**WHAT THE TASK REQUIRES**
Each line of the records below that contains "label" needs to be copied.

Collected data
┌────────

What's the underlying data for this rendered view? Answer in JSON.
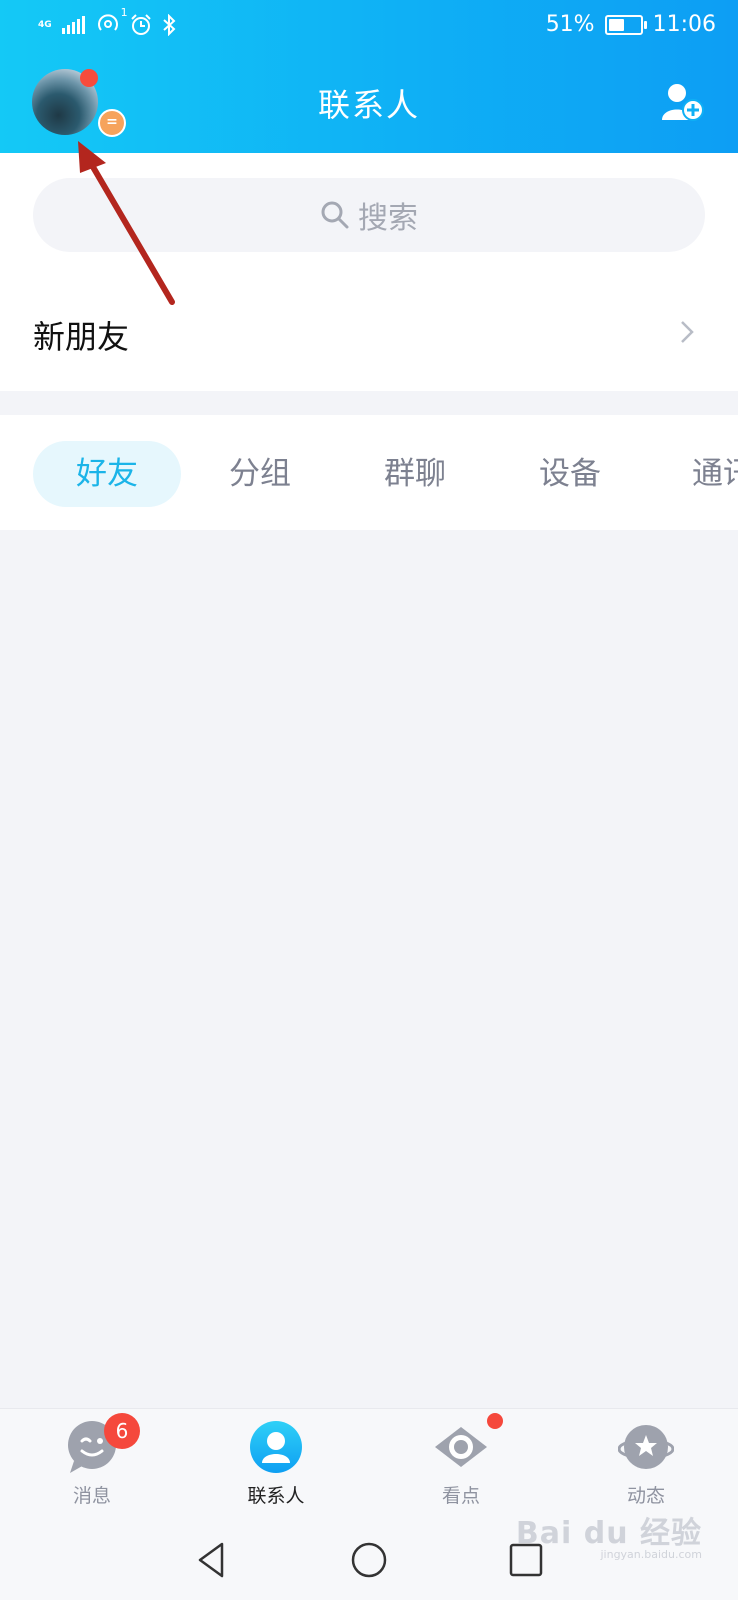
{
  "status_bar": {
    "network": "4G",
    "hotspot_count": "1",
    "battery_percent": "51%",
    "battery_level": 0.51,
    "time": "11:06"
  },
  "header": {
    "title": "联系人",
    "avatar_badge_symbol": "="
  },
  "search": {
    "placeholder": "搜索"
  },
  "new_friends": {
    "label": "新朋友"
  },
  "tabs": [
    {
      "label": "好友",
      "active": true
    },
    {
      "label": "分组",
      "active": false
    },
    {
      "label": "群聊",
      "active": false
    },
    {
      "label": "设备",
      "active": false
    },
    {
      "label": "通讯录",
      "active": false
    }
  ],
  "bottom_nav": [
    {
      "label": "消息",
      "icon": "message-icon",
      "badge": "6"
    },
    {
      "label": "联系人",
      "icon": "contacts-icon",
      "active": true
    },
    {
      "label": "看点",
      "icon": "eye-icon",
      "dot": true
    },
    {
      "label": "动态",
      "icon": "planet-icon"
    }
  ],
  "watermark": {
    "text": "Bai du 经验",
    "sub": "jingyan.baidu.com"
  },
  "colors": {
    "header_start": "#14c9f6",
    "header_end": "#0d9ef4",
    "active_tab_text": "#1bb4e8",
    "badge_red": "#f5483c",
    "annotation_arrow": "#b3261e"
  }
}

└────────

**OUTPUT OF THE EXERCISE**
    "label": "新朋友"
      "label": "好友",
      "label": "分组",
      "label": "群聊",
      "label": "设备",
      "label": "通讯录",
      "label": "消息",
      "label": "联系人",
      "label": "看点",
      "label": "动态",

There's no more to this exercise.